The main connective tissue between “Skinamarink” and “Twilight Zone: The Movie” is the 1931 cartoon “Bimbo’s Initiation.” Both films feature scenes with the cartoon playing on television, intermittently in “Skinamarink” and at a certain moment in Joe Dante’s segment of “Twilight Zone,” a remake of the episode entitled “It’s a Good Life” from season 3 of the original series.
“Bimbo’s Initiation” is a remarkable piece both in and of itself as well as within the realm of the uncanny. A “Talkartoon” made by Fleischer Studios, the short (directed by Dave Fleischer) involves the studio’s “Bimbo” character, a mostly innocent, bumbling anthropomorphized dog who served as the main love interest to Betty Boop during her early years.
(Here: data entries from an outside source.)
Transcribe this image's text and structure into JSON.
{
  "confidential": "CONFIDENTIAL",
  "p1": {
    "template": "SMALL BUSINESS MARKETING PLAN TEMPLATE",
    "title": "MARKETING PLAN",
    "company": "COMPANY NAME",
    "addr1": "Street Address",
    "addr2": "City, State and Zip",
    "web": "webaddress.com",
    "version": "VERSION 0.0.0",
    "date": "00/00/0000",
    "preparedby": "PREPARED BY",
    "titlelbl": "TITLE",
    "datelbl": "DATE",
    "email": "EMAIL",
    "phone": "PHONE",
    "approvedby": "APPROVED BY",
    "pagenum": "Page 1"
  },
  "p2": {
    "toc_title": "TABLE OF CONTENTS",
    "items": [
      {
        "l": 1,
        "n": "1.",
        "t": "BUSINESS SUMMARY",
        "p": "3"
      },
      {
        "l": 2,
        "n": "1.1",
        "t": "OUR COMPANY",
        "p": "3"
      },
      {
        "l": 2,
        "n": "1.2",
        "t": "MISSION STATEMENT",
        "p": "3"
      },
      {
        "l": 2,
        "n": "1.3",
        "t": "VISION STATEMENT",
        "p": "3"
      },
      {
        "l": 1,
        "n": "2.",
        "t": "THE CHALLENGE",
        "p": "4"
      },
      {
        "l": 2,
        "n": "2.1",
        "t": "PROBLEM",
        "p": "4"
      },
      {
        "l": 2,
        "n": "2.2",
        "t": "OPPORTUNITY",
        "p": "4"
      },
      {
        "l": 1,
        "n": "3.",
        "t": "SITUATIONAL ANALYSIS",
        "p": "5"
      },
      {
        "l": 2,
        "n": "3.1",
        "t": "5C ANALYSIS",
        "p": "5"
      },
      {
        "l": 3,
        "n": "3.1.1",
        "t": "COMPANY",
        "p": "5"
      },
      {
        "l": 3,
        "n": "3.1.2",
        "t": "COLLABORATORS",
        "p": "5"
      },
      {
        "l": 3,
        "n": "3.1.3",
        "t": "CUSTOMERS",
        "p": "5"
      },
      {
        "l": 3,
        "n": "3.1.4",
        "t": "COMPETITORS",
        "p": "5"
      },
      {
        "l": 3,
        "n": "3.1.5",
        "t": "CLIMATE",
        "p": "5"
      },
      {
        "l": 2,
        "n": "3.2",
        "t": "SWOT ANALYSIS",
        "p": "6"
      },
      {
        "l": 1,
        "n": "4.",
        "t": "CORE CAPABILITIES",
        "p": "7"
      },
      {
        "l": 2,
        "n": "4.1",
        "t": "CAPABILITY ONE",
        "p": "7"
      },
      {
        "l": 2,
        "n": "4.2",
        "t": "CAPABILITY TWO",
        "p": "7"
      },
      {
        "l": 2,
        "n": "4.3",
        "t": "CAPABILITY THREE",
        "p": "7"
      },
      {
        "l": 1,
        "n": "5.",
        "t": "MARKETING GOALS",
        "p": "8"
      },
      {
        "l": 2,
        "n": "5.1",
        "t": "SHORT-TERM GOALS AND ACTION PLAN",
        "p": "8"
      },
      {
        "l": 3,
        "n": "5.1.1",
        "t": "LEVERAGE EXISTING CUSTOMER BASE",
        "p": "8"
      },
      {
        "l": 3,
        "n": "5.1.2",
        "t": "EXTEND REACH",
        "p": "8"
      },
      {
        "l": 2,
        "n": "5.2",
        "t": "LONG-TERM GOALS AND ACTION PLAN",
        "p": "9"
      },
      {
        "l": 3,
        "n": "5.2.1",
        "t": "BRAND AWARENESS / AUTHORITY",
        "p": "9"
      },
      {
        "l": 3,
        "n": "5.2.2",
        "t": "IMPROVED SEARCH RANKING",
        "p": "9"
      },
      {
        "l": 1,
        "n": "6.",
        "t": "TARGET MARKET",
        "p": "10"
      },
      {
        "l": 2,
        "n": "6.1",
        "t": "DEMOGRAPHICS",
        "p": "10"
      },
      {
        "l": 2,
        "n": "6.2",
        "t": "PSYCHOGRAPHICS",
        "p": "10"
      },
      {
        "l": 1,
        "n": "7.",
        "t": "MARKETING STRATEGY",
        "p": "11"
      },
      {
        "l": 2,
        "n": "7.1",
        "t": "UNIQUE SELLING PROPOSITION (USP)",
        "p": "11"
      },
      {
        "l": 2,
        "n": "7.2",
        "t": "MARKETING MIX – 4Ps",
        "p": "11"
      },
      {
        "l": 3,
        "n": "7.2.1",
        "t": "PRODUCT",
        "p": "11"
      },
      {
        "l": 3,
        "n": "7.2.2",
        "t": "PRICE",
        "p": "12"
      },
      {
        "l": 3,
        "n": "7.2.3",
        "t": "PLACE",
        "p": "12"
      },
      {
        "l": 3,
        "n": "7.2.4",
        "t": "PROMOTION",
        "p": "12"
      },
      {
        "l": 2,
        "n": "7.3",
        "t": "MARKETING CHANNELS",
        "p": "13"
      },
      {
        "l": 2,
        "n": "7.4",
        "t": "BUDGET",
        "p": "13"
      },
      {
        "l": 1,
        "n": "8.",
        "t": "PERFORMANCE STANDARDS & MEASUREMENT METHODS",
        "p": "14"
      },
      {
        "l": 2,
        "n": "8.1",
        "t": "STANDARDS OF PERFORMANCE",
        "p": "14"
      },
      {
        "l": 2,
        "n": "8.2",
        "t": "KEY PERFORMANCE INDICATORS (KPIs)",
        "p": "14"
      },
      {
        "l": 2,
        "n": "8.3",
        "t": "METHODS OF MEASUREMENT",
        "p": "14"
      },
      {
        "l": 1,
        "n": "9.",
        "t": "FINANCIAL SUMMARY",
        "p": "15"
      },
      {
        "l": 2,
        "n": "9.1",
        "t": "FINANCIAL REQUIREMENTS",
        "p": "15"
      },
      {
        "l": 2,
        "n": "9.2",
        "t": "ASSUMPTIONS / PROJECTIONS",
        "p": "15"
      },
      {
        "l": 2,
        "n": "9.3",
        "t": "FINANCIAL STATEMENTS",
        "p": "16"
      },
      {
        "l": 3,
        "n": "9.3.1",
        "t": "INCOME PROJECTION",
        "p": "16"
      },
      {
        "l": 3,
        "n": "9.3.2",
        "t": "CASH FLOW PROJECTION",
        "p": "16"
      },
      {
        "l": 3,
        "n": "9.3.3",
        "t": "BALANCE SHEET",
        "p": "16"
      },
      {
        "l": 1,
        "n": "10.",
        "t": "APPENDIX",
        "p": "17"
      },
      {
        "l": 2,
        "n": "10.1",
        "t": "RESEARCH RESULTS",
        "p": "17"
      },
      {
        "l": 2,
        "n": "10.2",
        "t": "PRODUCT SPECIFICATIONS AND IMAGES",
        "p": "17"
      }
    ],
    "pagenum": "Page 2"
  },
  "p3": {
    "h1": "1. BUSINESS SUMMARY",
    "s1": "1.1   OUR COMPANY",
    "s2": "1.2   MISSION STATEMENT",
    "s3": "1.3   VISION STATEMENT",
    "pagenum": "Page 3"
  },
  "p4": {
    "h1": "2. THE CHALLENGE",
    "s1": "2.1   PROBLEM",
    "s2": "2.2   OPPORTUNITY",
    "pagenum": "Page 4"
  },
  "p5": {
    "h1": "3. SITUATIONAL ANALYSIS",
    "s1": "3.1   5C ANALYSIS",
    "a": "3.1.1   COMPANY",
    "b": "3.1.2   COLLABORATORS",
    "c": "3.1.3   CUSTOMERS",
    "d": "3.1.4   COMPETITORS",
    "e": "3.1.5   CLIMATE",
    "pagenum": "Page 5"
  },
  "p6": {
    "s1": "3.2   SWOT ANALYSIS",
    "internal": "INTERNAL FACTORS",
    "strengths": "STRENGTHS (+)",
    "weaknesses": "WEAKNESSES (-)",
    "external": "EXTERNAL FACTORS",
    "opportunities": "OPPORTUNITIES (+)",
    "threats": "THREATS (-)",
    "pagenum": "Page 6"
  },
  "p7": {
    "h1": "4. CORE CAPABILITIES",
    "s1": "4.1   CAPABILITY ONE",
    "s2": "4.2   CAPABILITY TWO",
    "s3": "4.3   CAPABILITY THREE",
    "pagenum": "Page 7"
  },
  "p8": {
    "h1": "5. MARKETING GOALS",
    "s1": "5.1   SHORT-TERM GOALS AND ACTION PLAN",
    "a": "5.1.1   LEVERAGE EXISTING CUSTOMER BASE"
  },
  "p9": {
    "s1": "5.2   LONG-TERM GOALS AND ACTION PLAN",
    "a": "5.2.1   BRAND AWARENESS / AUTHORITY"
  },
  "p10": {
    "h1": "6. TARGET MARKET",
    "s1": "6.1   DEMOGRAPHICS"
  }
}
Walking blissfully on the street, Bimbo accidentally falls into an open manhole (which is then locked shut by a character who looks suspiciously like Mickey Mouse) and finds himself in the lair of a secret society that continually asks if Bimbo would like to be a member. Each “no” from Bimbo sends him to a new room and a new death trap, which Bimbo narrowly avoids.
“Bimbo’s Initiation” sends all laws of physics and any semblance of reality packing, with even the lair Bimbo finds himself trapped in changing shape at will, the space endless and claustrophobic all at once. Like many cartoons of the era, “Bimbo’s Initiation” is chock full of sadism. The character is tortured by unknown forces for no good reason since he’s not, for instance, an arrogant buffoon like Daffy Duck.
The secret society turns out to be hundreds of clones of Betty Boop, an early version of the character who sports dog-like features, which is a bizarre sight by itself for those who only know her more human look from later in her history.